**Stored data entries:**

________________

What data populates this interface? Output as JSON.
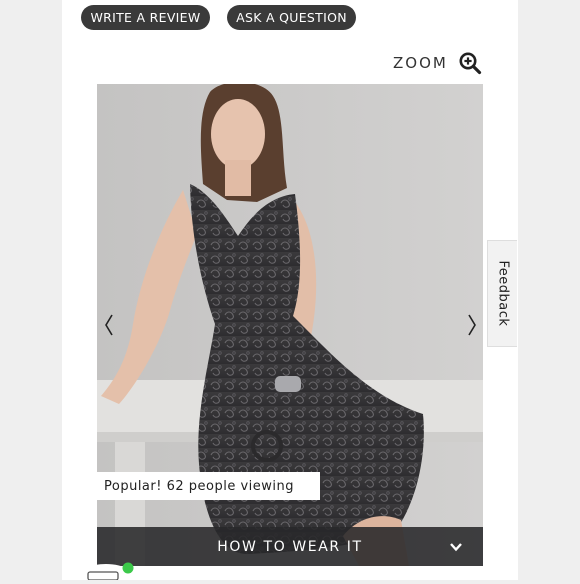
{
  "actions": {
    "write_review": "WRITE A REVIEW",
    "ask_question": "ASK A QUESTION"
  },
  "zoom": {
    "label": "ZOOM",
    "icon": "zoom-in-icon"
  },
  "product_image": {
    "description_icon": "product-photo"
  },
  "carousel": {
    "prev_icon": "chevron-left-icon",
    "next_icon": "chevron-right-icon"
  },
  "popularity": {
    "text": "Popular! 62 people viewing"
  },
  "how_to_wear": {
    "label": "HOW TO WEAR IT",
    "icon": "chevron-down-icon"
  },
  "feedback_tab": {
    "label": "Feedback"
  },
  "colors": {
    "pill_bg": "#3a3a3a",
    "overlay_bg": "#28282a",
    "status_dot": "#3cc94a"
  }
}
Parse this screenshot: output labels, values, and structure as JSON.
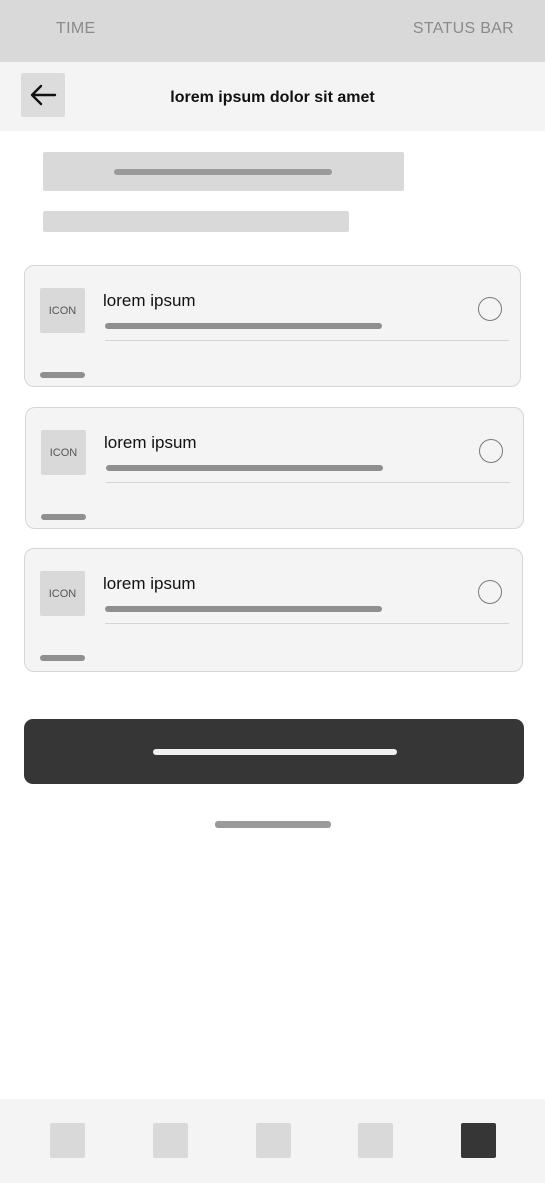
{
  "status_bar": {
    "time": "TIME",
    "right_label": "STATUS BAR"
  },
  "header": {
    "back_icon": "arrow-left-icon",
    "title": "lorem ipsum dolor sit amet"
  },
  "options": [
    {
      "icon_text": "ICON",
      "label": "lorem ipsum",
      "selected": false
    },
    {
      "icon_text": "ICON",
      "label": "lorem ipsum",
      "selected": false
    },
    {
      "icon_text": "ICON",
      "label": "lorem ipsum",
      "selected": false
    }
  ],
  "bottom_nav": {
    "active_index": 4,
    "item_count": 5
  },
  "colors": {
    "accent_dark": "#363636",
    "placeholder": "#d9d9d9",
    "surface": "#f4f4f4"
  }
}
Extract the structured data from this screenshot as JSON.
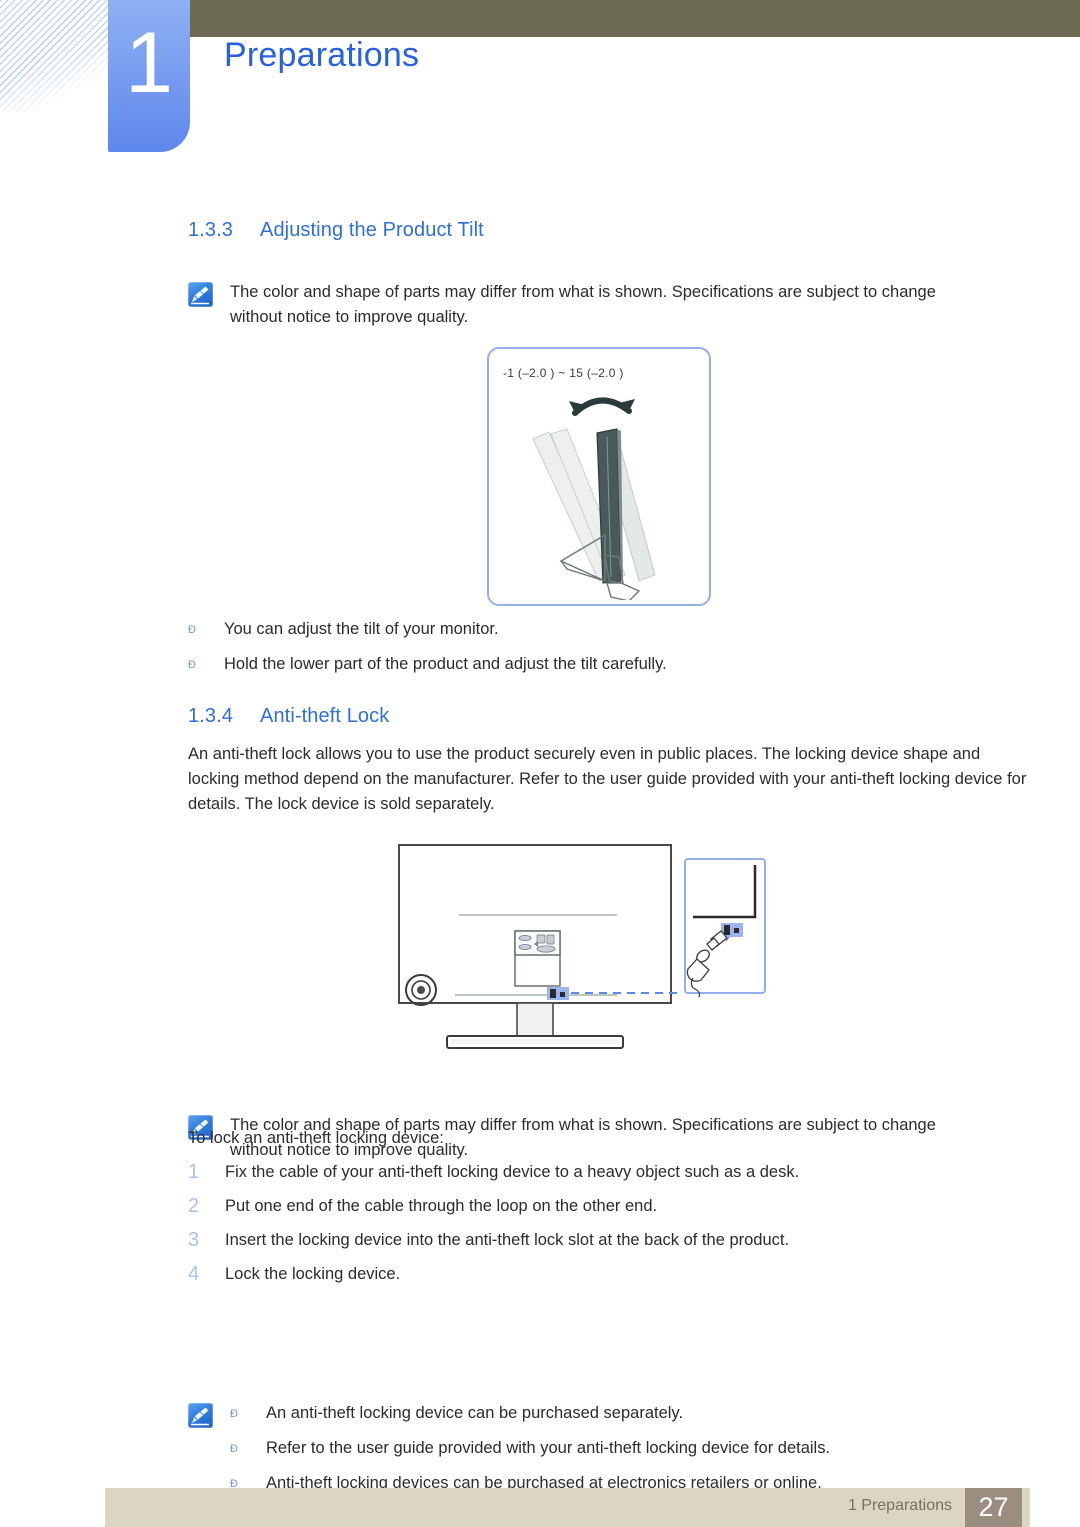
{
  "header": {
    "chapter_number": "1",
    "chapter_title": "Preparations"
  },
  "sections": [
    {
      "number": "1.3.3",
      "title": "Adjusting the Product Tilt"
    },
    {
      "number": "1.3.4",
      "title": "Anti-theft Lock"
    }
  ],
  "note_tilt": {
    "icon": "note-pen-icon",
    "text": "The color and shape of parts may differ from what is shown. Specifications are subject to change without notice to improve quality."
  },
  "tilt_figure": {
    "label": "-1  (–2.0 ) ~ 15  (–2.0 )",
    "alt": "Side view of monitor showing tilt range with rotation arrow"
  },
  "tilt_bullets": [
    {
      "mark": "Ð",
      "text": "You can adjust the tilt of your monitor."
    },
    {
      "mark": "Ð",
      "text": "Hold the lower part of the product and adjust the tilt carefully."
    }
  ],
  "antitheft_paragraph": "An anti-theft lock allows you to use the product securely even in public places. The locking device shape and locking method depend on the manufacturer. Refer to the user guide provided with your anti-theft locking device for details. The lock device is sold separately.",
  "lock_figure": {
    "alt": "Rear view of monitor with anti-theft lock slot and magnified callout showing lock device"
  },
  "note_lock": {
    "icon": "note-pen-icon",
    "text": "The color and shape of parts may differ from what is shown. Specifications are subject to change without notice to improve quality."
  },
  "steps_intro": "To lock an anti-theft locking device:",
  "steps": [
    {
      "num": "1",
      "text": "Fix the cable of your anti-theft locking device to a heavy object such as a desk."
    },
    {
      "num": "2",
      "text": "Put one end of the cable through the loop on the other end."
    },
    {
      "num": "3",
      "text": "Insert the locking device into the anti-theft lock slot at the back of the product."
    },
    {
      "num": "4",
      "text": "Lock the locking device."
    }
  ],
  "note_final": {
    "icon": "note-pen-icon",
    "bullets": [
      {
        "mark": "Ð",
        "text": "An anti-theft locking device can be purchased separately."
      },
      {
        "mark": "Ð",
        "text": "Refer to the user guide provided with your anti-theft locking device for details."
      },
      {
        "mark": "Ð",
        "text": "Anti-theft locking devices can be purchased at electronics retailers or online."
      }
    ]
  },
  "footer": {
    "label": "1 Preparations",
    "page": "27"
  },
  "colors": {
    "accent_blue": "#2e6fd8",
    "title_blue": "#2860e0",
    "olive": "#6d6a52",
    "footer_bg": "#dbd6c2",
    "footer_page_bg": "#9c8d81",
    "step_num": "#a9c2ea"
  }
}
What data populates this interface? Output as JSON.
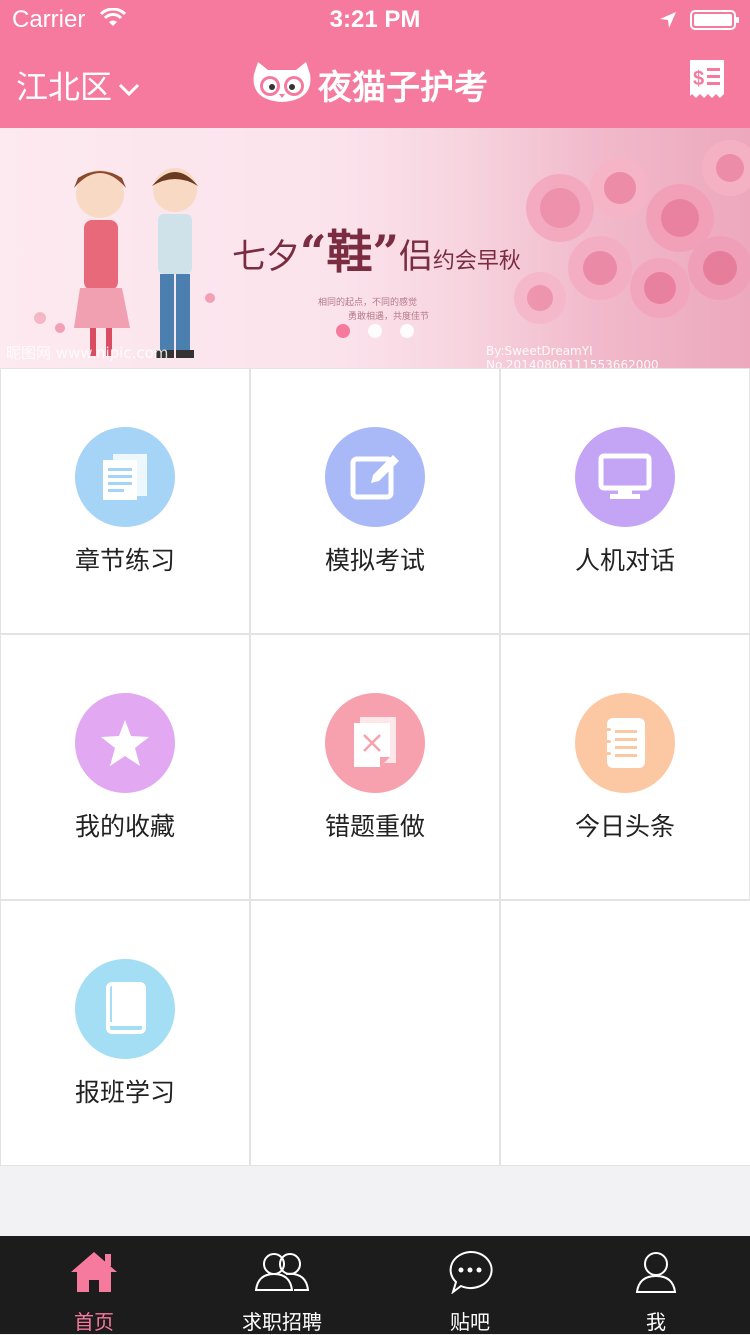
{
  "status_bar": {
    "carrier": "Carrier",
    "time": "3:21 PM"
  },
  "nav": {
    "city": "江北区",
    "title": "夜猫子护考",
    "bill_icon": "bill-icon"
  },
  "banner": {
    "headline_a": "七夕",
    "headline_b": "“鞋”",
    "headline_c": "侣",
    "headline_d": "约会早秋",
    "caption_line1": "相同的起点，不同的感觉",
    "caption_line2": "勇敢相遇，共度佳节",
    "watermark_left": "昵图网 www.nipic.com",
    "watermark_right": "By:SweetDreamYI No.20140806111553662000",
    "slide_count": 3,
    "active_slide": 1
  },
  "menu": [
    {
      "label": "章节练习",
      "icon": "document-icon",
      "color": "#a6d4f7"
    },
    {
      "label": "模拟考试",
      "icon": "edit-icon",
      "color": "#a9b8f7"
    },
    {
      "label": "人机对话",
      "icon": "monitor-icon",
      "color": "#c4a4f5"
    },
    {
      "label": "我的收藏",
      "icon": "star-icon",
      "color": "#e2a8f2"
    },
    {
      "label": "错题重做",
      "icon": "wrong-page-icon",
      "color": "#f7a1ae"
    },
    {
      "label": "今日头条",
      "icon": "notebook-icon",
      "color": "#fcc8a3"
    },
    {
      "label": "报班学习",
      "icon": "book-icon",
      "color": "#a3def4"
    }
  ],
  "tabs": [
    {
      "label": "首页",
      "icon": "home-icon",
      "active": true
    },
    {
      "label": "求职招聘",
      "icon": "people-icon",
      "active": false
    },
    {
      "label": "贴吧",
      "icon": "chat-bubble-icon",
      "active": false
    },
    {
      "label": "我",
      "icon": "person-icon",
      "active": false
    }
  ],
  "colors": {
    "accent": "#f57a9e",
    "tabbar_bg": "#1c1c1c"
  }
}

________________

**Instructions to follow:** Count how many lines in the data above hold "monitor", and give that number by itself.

**Answer section:** 4